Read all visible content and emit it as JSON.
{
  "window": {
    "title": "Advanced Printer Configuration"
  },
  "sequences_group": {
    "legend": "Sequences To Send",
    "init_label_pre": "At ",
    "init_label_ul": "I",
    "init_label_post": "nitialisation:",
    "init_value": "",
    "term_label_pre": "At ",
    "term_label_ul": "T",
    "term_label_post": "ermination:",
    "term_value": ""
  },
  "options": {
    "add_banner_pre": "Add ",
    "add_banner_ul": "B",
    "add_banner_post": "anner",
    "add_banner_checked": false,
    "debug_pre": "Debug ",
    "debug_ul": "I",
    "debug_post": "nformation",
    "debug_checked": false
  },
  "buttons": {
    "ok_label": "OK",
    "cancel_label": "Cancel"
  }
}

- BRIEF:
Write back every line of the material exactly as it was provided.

- RESULT:
Read all visible content and emit it as JSON.
{
  "window": {
    "title": "Advanced Printer Configuration"
  },
  "sequences_group": {
    "legend": "Sequences To Send",
    "init_label_pre": "At ",
    "init_label_ul": "I",
    "init_label_post": "nitialisation:",
    "init_value": "",
    "term_label_pre": "At ",
    "term_label_ul": "T",
    "term_label_post": "ermination:",
    "term_value": ""
  },
  "options": {
    "add_banner_pre": "Add ",
    "add_banner_ul": "B",
    "add_banner_post": "anner",
    "add_banner_checked": false,
    "debug_pre": "Debug ",
    "debug_ul": "I",
    "debug_post": "nformation",
    "debug_checked": false
  },
  "buttons": {
    "ok_label": "OK",
    "cancel_label": "Cancel"
  }
}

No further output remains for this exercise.